-- INSTRUCTIONS FOR THE TASK --
Could you return every line of the material that contains the word "subtitle"?

-- DATA FOR ANALYSIS --
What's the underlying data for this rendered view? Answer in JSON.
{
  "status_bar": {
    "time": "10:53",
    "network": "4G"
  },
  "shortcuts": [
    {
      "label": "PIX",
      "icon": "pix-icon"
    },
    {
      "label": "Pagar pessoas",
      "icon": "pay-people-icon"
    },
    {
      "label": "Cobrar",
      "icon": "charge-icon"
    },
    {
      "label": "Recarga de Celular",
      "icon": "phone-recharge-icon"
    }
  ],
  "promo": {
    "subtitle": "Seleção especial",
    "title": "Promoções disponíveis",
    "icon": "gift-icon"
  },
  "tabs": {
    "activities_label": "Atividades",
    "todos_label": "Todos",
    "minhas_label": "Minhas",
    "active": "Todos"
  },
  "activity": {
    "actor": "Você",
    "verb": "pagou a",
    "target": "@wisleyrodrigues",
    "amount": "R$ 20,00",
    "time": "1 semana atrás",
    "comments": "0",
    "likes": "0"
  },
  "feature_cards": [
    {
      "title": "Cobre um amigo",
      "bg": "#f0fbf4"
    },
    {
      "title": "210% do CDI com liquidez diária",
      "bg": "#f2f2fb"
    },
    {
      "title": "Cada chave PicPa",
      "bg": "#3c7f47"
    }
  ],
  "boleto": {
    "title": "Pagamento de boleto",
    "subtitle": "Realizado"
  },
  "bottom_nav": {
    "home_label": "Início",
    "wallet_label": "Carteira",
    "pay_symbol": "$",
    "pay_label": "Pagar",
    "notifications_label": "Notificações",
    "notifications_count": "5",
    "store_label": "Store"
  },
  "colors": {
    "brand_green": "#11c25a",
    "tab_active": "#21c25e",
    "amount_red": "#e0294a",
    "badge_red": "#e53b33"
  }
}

-- RESULT BELOW --
    "subtitle": "Seleção especial",
    "subtitle": "Realizado"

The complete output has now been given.